Supplied entries:
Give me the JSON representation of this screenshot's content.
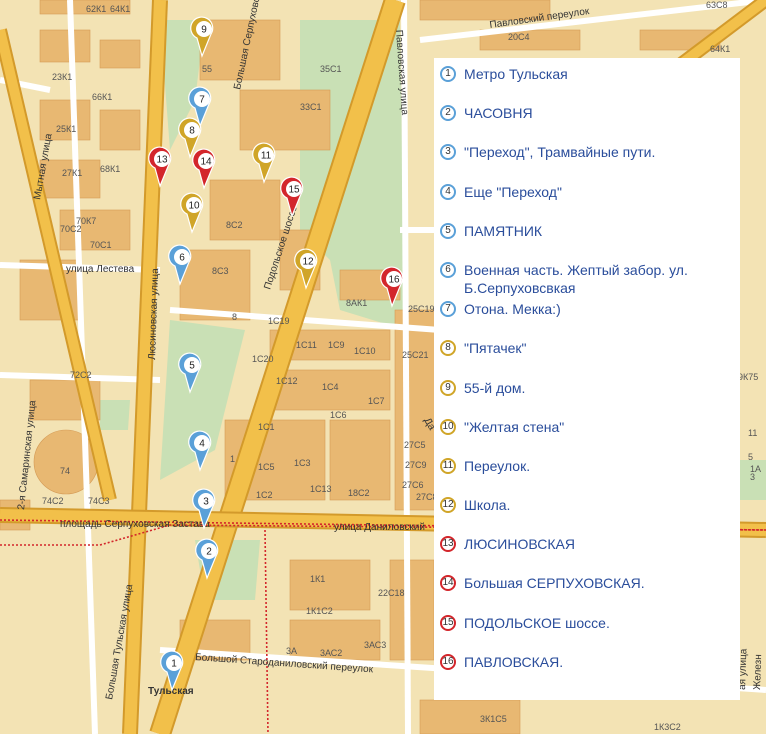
{
  "map": {
    "streets": {
      "mytnaya": "Мытная улица",
      "lyusinovskaya": "Люсиновская улица",
      "samarinskaya": "2-я Самаринская улица",
      "lesteva": "улица Лестева",
      "podolskoe": "Подольское шоссе",
      "pavlovskaya": "Павловская улица",
      "pavlovsky_per": "Павловский переулок",
      "serpuhovskaya_pl": "площадь Серпуховская Застава",
      "danilovsky": "улица Даниловский",
      "bolshaya_tulskaya": "Большая Тульская улица",
      "starodanilovsky": "Большой Староданиловский переулок",
      "zh_ul": "ая улица",
      "zhelez": "Железн",
      "b_serp": "Большая Серпуховская улица",
      "da": "Да"
    },
    "metro_label": "Тульская",
    "house_labels": [
      "62К1",
      "64К1",
      "23К1",
      "66К1",
      "25К1",
      "27К1",
      "68К1",
      "70К7",
      "70С2",
      "70С1",
      "72С2",
      "74",
      "74С2",
      "74С3",
      "55",
      "35С1",
      "33С1",
      "8С2",
      "8С3",
      "8",
      "8АК1",
      "1С19",
      "1С11",
      "1С9",
      "1С10",
      "1С20",
      "1С12",
      "1С4",
      "1С7",
      "1С6",
      "1С13",
      "1С1",
      "1С5",
      "1С3",
      "1С2",
      "18С2",
      "1",
      "25С19",
      "25С21",
      "27С9",
      "27С6",
      "27С8",
      "27С5",
      "1К1",
      "1К1С2",
      "3АС3",
      "3А",
      "3АС2",
      "22С18",
      "63С8",
      "64К1",
      "20С4",
      "1К3С2",
      "3К1С5",
      "9К75",
      "11",
      "5",
      "1А",
      "3"
    ]
  },
  "markers": [
    {
      "num": "1",
      "color": "blue"
    },
    {
      "num": "2",
      "color": "blue"
    },
    {
      "num": "3",
      "color": "blue"
    },
    {
      "num": "4",
      "color": "blue"
    },
    {
      "num": "5",
      "color": "blue"
    },
    {
      "num": "6",
      "color": "blue"
    },
    {
      "num": "7",
      "color": "blue"
    },
    {
      "num": "8",
      "color": "yellow"
    },
    {
      "num": "9",
      "color": "yellow"
    },
    {
      "num": "10",
      "color": "yellow"
    },
    {
      "num": "11",
      "color": "yellow"
    },
    {
      "num": "12",
      "color": "yellow"
    },
    {
      "num": "13",
      "color": "red"
    },
    {
      "num": "14",
      "color": "red"
    },
    {
      "num": "15",
      "color": "red"
    },
    {
      "num": "16",
      "color": "red"
    }
  ],
  "legend": [
    {
      "num": "1",
      "label": "Метро Тульская",
      "color": "blue"
    },
    {
      "num": "2",
      "label": "ЧАСОВНЯ",
      "color": "blue"
    },
    {
      "num": "3",
      "label": "\"Переход\", Трамвайные пути.",
      "color": "blue"
    },
    {
      "num": "4",
      "label": "Еще \"Переход\"",
      "color": "blue"
    },
    {
      "num": "5",
      "label": "ПАМЯТНИК",
      "color": "blue"
    },
    {
      "num": "6",
      "label": "Военная часть. Жептый забор. ул. Б.Серпуховсвкая",
      "color": "blue"
    },
    {
      "num": "7",
      "label": "Отона. Мекка:)",
      "color": "blue"
    },
    {
      "num": "8",
      "label": "\"Пятачек\"",
      "color": "yellow"
    },
    {
      "num": "9",
      "label": "55-й дом.",
      "color": "yellow"
    },
    {
      "num": "10",
      "label": "\"Желтая стена\"",
      "color": "yellow"
    },
    {
      "num": "11",
      "label": "Переулок.",
      "color": "yellow"
    },
    {
      "num": "12",
      "label": "Школа.",
      "color": "yellow"
    },
    {
      "num": "13",
      "label": "ЛЮСИНОВСКАЯ",
      "color": "red"
    },
    {
      "num": "14",
      "label": "Большая СЕРПУХОВСКАЯ.",
      "color": "red"
    },
    {
      "num": "15",
      "label": "ПОДОЛЬСКОЕ шоссе.",
      "color": "red"
    },
    {
      "num": "16",
      "label": "ПАВЛОВСКАЯ.",
      "color": "red"
    }
  ],
  "colors": {
    "blue": "#5aa0d8",
    "yellow": "#d0a528",
    "red": "#d3262b",
    "road": "#f2c04a",
    "road_edge": "#d39a2b",
    "park": "#c9e0b5",
    "building": "#e8b872",
    "ground": "#f3e3b4"
  }
}
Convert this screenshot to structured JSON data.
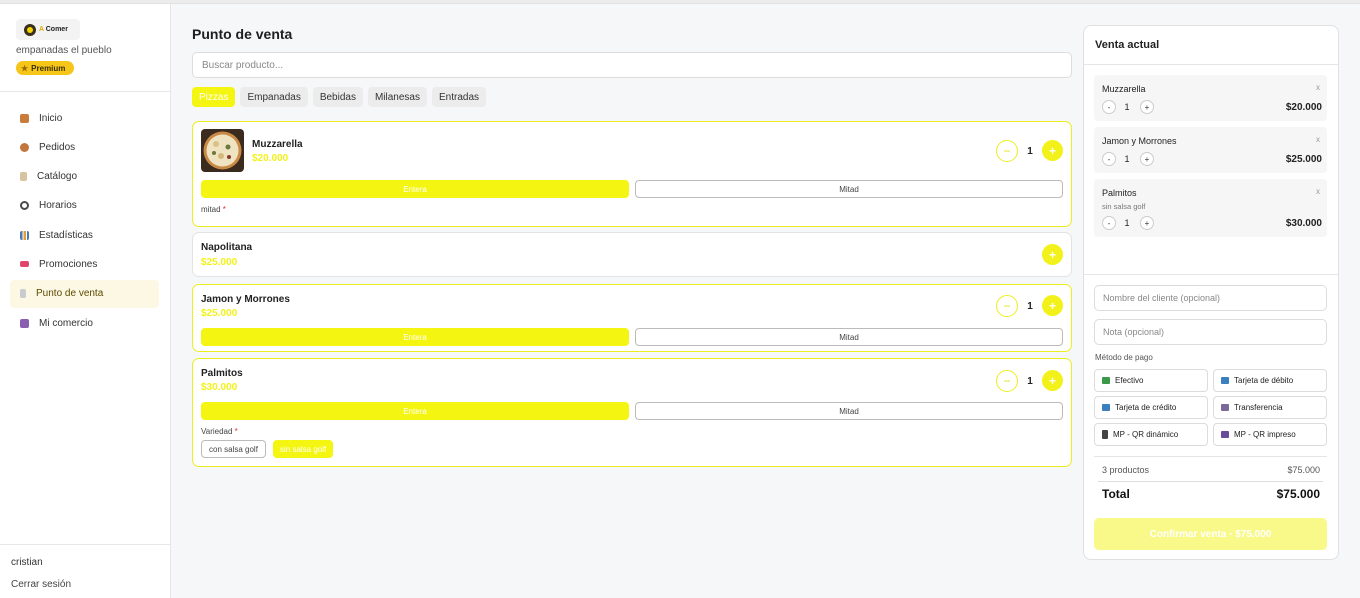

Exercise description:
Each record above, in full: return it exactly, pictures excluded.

Answer below:
Give me the JSON representation of this screenshot's content.
{
  "map": {
    "streets": {
      "mytnaya": "Мытная улица",
      "lyusinovskaya": "Люсиновская улица",
      "samarinskaya": "2-я Самаринская улица",
      "lesteva": "улица Лестева",
      "podolskoe": "Подольское шоссе",
      "pavlovskaya": "Павловская улица",
      "pavlovsky_per": "Павловский переулок",
      "serpuhovskaya_pl": "площадь Серпуховская Застава",
      "danilovsky": "улица Даниловский",
      "bolshaya_tulskaya": "Большая Тульская улица",
      "starodanilovsky": "Большой Староданиловский переулок",
      "zh_ul": "ая улица",
      "zhelez": "Железн",
      "b_serp": "Большая Серпуховская улица",
      "da": "Да"
    },
    "metro_label": "Тульская",
    "house_labels": [
      "62К1",
      "64К1",
      "23К1",
      "66К1",
      "25К1",
      "27К1",
      "68К1",
      "70К7",
      "70С2",
      "70С1",
      "72С2",
      "74",
      "74С2",
      "74С3",
      "55",
      "35С1",
      "33С1",
      "8С2",
      "8С3",
      "8",
      "8АК1",
      "1С19",
      "1С11",
      "1С9",
      "1С10",
      "1С20",
      "1С12",
      "1С4",
      "1С7",
      "1С6",
      "1С13",
      "1С1",
      "1С5",
      "1С3",
      "1С2",
      "18С2",
      "1",
      "25С19",
      "25С21",
      "27С9",
      "27С6",
      "27С8",
      "27С5",
      "1К1",
      "1К1С2",
      "3АС3",
      "3А",
      "3АС2",
      "22С18",
      "63С8",
      "64К1",
      "20С4",
      "1К3С2",
      "3К1С5",
      "9К75",
      "11",
      "5",
      "1А",
      "3"
    ]
  },
  "markers": [
    {
      "num": "1",
      "color": "blue"
    },
    {
      "num": "2",
      "color": "blue"
    },
    {
      "num": "3",
      "color": "blue"
    },
    {
      "num": "4",
      "color": "blue"
    },
    {
      "num": "5",
      "color": "blue"
    },
    {
      "num": "6",
      "color": "blue"
    },
    {
      "num": "7",
      "color": "blue"
    },
    {
      "num": "8",
      "color": "yellow"
    },
    {
      "num": "9",
      "color": "yellow"
    },
    {
      "num": "10",
      "color": "yellow"
    },
    {
      "num": "11",
      "color": "yellow"
    },
    {
      "num": "12",
      "color": "yellow"
    },
    {
      "num": "13",
      "color": "red"
    },
    {
      "num": "14",
      "color": "red"
    },
    {
      "num": "15",
      "color": "red"
    },
    {
      "num": "16",
      "color": "red"
    }
  ],
  "legend": [
    {
      "num": "1",
      "label": "Метро Тульская",
      "color": "blue"
    },
    {
      "num": "2",
      "label": "ЧАСОВНЯ",
      "color": "blue"
    },
    {
      "num": "3",
      "label": "\"Переход\", Трамвайные пути.",
      "color": "blue"
    },
    {
      "num": "4",
      "label": "Еще \"Переход\"",
      "color": "blue"
    },
    {
      "num": "5",
      "label": "ПАМЯТНИК",
      "color": "blue"
    },
    {
      "num": "6",
      "label": "Военная часть. Жептый забор. ул. Б.Серпуховсвкая",
      "color": "blue"
    },
    {
      "num": "7",
      "label": "Отона. Мекка:)",
      "color": "blue"
    },
    {
      "num": "8",
      "label": "\"Пятачек\"",
      "color": "yellow"
    },
    {
      "num": "9",
      "label": "55-й дом.",
      "color": "yellow"
    },
    {
      "num": "10",
      "label": "\"Желтая стена\"",
      "color": "yellow"
    },
    {
      "num": "11",
      "label": "Переулок.",
      "color": "yellow"
    },
    {
      "num": "12",
      "label": "Школа.",
      "color": "yellow"
    },
    {
      "num": "13",
      "label": "ЛЮСИНОВСКАЯ",
      "color": "red"
    },
    {
      "num": "14",
      "label": "Большая СЕРПУХОВСКАЯ.",
      "color": "red"
    },
    {
      "num": "15",
      "label": "ПОДОЛЬСКОЕ шоссе.",
      "color": "red"
    },
    {
      "num": "16",
      "label": "ПАВЛОВСКАЯ.",
      "color": "red"
    }
  ],
  "colors": {
    "blue": "#5aa0d8",
    "yellow": "#d0a528",
    "red": "#d3262b",
    "road": "#f2c04a",
    "road_edge": "#d39a2b",
    "park": "#c9e0b5",
    "building": "#e8b872",
    "ground": "#f3e3b4"
  }
}
Convert this screenshot to structured JSON data.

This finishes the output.